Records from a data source
....
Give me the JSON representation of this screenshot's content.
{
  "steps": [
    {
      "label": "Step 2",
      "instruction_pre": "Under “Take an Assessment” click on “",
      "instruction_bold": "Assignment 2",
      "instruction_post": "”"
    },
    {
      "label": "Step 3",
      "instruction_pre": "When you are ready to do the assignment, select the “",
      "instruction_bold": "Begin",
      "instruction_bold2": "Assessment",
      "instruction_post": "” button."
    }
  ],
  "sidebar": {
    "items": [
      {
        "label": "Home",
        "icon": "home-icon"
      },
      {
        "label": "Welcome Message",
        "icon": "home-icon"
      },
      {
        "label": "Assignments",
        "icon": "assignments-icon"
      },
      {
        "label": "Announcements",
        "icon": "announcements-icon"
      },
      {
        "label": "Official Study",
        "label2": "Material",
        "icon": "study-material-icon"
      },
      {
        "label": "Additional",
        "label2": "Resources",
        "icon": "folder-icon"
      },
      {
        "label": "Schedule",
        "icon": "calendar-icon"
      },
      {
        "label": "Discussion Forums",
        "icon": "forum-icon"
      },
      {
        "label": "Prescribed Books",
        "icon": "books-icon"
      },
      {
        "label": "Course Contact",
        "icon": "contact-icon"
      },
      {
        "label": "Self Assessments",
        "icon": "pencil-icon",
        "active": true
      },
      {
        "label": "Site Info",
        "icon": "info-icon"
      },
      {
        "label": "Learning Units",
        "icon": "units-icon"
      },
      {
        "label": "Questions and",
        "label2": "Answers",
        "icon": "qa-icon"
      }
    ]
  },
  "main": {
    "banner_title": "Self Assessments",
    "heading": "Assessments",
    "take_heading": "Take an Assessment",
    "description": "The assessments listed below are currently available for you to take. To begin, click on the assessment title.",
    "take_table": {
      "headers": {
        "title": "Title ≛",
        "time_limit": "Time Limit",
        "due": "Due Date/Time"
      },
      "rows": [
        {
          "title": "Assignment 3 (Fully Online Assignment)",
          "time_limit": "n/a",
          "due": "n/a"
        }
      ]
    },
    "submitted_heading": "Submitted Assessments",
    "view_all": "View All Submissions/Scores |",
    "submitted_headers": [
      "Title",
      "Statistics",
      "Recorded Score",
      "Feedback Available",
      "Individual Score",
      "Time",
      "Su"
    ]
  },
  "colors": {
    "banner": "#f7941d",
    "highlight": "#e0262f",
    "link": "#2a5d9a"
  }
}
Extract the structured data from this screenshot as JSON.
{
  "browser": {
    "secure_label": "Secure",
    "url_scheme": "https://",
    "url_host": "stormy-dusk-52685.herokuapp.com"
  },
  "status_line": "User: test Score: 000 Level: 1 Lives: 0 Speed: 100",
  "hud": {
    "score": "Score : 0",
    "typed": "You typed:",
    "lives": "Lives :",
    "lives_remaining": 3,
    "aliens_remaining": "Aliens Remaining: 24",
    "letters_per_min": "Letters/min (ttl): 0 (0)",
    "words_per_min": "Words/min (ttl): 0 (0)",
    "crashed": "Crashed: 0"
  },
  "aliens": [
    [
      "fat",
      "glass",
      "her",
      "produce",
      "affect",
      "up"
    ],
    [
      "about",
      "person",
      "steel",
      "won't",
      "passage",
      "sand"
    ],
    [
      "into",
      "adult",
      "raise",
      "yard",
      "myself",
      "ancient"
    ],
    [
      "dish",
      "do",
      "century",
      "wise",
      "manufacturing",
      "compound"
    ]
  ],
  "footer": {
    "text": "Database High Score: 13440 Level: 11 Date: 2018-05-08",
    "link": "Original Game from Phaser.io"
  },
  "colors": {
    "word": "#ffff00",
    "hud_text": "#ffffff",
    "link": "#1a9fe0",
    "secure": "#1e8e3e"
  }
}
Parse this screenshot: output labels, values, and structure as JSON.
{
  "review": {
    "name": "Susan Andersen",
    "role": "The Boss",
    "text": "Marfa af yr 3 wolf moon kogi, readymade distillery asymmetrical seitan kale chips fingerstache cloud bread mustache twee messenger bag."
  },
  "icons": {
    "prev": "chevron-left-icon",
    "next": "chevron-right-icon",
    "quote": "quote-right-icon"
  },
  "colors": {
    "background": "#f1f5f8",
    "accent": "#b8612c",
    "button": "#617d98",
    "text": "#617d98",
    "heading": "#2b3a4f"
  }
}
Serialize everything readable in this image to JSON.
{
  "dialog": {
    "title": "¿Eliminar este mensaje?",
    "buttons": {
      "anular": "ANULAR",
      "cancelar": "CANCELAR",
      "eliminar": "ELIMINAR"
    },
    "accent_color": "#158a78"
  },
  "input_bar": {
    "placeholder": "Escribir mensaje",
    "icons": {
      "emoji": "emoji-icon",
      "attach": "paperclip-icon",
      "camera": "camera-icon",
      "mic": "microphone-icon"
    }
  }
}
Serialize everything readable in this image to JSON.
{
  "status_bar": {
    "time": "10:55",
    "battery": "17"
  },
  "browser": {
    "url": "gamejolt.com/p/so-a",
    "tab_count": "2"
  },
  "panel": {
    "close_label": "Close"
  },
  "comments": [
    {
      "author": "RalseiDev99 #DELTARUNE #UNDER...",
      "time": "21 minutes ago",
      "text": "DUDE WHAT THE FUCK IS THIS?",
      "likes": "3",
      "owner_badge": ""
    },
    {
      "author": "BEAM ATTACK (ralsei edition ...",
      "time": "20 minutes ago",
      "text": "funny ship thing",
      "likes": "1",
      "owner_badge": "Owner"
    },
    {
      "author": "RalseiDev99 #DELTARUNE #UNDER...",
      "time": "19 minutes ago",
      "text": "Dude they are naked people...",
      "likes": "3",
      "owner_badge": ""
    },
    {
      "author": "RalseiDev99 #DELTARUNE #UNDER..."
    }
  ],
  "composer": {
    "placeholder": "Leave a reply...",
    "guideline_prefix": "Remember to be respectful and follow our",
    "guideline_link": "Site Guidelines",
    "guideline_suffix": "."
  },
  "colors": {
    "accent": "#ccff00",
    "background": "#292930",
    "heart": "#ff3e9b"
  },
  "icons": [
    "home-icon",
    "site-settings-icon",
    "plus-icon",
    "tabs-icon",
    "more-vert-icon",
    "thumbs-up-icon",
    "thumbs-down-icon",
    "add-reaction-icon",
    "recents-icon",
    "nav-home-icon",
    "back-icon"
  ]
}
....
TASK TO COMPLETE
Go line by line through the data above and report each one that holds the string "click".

RESULT OF THE TASK
      "instruction_pre": "Under “Take an Assessment” click on “",
    "description": "The assessments listed below are currently available for you to take. To begin, click on the assessment title.",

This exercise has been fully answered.